Lochhead backs up her claims that her grandmother has worked hard in her life by calling her a ‘master of [her] moment’ and the lovely assonant and alliterative: ‘you slit the still-tickling quick silver fish’, which slides out of our mouths so deftly that we can feel it like her skill on our lips.
However, in the end we are left with her ‘painful hands’: ‘Swollen. Red. Arthritic. Old.’ This sums up how she is now seen by the world and lets us appreciate how elderly people feel. For all the hard work and graft we put into our lives, we are all going to be broken by aging and our bodies will only have memories of their former glories.
In spite of how useless she now is/feels, we are left with her continuing to knit, so doing whatever she can to continue trying to provide for her family, while also making us remember what she has done to provide for her relatives.
Some really interesting stuff here. I am going to focus on punctuation or the lack of it.
If you’ve read this out loud (which you absolutely should have done!), you’ll have notice that only the final stanza has any meaningful punctuation until it ends. The first four stanzas are effectively just long sentences, but overly long and difficult to get out in one breath.
This lack of punctuation provides a reflection of grandma’s life. As a wife, a mother and a grandma, she has worked all her life without break to bring up a big family. The repeating enjambment means we don’t stop examining all the hard work and graft she’s had to put into her life.
However, we have a stark contrast to this in the fifth stanza and particularly in the fifth line. As she ‘waves [her family] goodbye’ we have a much-needed pause. This symbolically represents the end of her life and the fact that she will finally be able to stop only when she no longer has to look after her family… because she’s DEAD! As she comes to the end of her life she continues providing for her family (through her knitting), but now the ‘painful hands’ and ‘shrunken wrists’ represent the fact that old age makes us less and less physically capable of supporting others. Again Lochhead breaks at the end of these two lines as after this pain becomes unbearable, granny pops her clogs.
The fifth line uses caesura to communicate the misery related to aging. Compared to the constant business of her previous life where she has never stopped (as demonstrated in the opening four stanzas), she now feels, and is made to feel, useless. She stops four times in this one line and each time she contemplates the pain and uselessness that her grandma must feel. Each of these adjectives is used not just to represent her hands, but the way she is perceived by her family, society and increasingly herself.
Although this poem is a really sweet poem in terms of its sentiment and the feeling of respect for the life of a grandmother, the tone is deeply melancholy. We respect and are in awe of all grandma has done for the family, but we are left acknowledging that she is no longer what she was and is becoming and feeling increasingly useless and out-of-place in the world.

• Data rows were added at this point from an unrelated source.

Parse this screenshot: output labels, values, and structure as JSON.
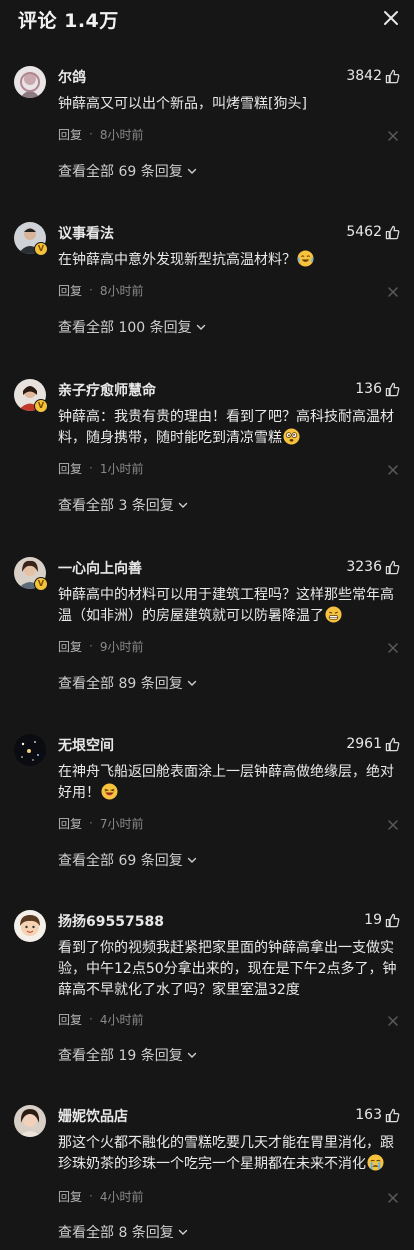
{
  "header": {
    "title": "评论 1.4万"
  },
  "labels": {
    "reply": "回复",
    "dot": "·"
  },
  "comments": [
    {
      "user": "尔鸽",
      "likes": "3842",
      "text": "钟薛高又可以出个新品，叫烤雪糕[狗头]",
      "time": "8小时前",
      "view_all": "查看全部 69 条回复",
      "emoji": "",
      "verified": false
    },
    {
      "user": "议事看法",
      "likes": "5462",
      "text": "在钟薛高中意外发现新型抗高温材料？",
      "time": "8小时前",
      "view_all": "查看全部 100 条回复",
      "emoji": "laughing-crying-emoji",
      "verified": true
    },
    {
      "user": "亲子疗愈师慧命",
      "likes": "136",
      "text": "钟薛高：我贵有贵的理由！看到了吧？高科技耐高温材料，随身携带，随时能吃到清凉雪糕",
      "time": "1小时前",
      "view_all": "查看全部 3 条回复",
      "emoji": "dizzy-emoji",
      "verified": true
    },
    {
      "user": "一心向上向善",
      "likes": "3236",
      "text": "钟薛高中的材料可以用于建筑工程吗？这样那些常年高温（如非洲）的房屋建筑就可以防暑降温了",
      "time": "9小时前",
      "view_all": "查看全部 89 条回复",
      "emoji": "grin-emoji",
      "verified": true
    },
    {
      "user": "无垠空间",
      "likes": "2961",
      "text": "在神舟飞船返回舱表面涂上一层钟薛高做绝缘层，绝对好用！",
      "time": "7小时前",
      "view_all": "查看全部 69 条回复",
      "emoji": "laughing-emoji",
      "verified": false
    },
    {
      "user": "扬扬69557588",
      "likes": "19",
      "text": "看到了你的视频我赶紧把家里面的钟薛高拿出一支做实验，中午12点50分拿出来的，现在是下午2点多了，钟薛高不早就化了水了吗？家里室温32度",
      "time": "4小时前",
      "view_all": "查看全部 19 条回复",
      "emoji": "",
      "verified": false
    },
    {
      "user": "姗妮饮品店",
      "likes": "163",
      "text": "那这个火都不融化的雪糕吃要几天才能在胃里消化，跟珍珠奶茶的珍珠一个吃完一个星期都在未来不消化",
      "time": "4小时前",
      "view_all": "查看全部 8 条回复",
      "emoji": "crying-emoji",
      "verified": false
    }
  ]
}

If you want to do some more reading, check out BBC Bitesize who have analysed this poem superbly.